--- Supplied entries ---
━━━━━━

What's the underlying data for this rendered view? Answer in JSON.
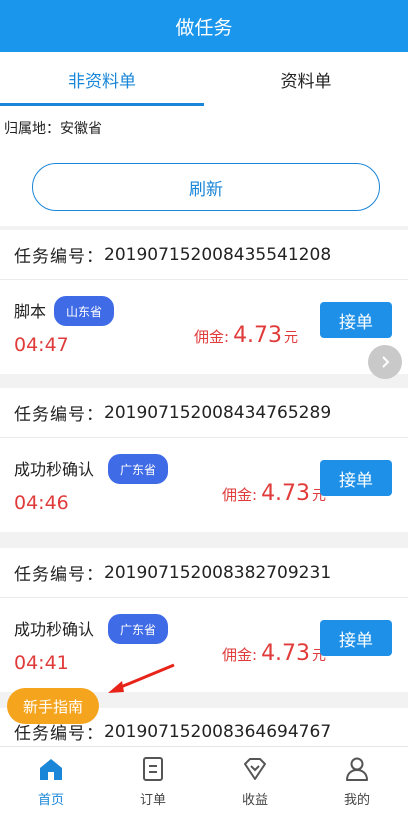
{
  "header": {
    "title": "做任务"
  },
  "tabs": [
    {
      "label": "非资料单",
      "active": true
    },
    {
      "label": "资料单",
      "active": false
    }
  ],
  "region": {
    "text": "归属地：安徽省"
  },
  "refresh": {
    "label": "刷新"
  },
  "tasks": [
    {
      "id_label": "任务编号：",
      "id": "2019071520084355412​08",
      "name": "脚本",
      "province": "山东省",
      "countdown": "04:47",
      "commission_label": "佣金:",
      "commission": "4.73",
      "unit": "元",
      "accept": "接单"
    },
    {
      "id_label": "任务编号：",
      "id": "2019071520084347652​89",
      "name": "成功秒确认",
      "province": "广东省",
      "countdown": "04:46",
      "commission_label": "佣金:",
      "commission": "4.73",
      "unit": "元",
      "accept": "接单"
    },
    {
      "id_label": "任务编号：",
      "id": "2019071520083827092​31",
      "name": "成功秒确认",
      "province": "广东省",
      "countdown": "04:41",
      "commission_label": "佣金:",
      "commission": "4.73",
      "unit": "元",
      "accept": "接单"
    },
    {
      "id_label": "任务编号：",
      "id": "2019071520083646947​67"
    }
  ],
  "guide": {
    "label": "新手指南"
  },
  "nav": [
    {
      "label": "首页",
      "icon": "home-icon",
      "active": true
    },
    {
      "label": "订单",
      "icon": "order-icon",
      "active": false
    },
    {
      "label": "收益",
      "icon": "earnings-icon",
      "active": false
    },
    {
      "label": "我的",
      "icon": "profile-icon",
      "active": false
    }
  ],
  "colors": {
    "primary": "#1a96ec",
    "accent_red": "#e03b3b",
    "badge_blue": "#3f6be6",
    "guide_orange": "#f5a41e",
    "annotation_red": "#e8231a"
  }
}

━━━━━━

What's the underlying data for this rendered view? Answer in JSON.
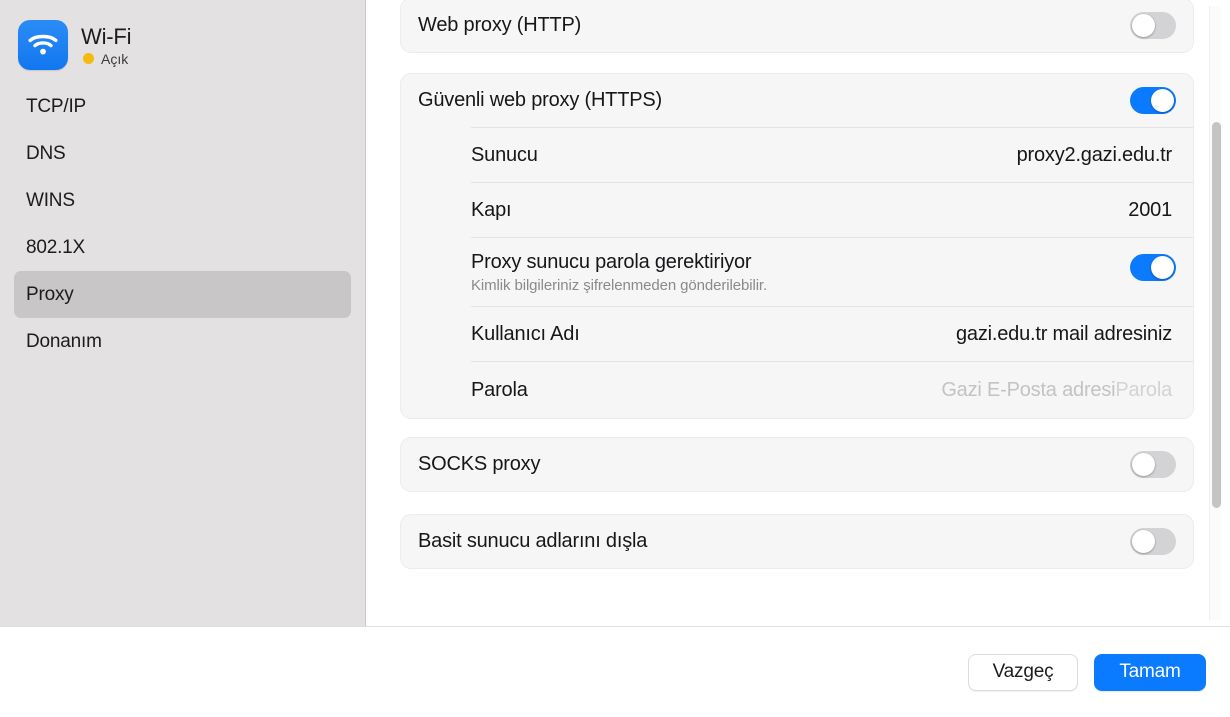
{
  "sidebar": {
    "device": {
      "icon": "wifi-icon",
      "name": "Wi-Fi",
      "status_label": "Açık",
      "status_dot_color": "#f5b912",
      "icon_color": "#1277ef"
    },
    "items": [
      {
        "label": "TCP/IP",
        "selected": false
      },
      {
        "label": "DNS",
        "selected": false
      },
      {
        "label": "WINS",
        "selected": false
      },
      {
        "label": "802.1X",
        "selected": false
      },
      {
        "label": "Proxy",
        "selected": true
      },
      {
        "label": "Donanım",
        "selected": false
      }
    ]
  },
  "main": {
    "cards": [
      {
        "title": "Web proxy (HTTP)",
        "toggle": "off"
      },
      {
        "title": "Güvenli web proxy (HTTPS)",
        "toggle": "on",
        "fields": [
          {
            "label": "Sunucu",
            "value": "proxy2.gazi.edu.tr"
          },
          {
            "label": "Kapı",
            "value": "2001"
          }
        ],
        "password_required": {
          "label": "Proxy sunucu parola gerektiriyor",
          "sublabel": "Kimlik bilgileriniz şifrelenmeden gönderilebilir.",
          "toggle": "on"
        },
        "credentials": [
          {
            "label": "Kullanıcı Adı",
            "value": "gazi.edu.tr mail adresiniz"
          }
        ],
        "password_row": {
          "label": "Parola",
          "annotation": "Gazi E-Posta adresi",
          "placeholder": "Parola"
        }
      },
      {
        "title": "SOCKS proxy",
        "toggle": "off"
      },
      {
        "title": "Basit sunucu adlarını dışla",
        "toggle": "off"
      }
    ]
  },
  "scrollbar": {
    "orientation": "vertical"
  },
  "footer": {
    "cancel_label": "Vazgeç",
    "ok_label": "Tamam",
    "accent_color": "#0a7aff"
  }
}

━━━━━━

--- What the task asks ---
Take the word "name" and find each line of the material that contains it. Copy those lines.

--- Output below ---
      "name": "脚本",
      "name": "成功秒确认",
      "name": "成功秒确认",
      "name": "Wi-Fi",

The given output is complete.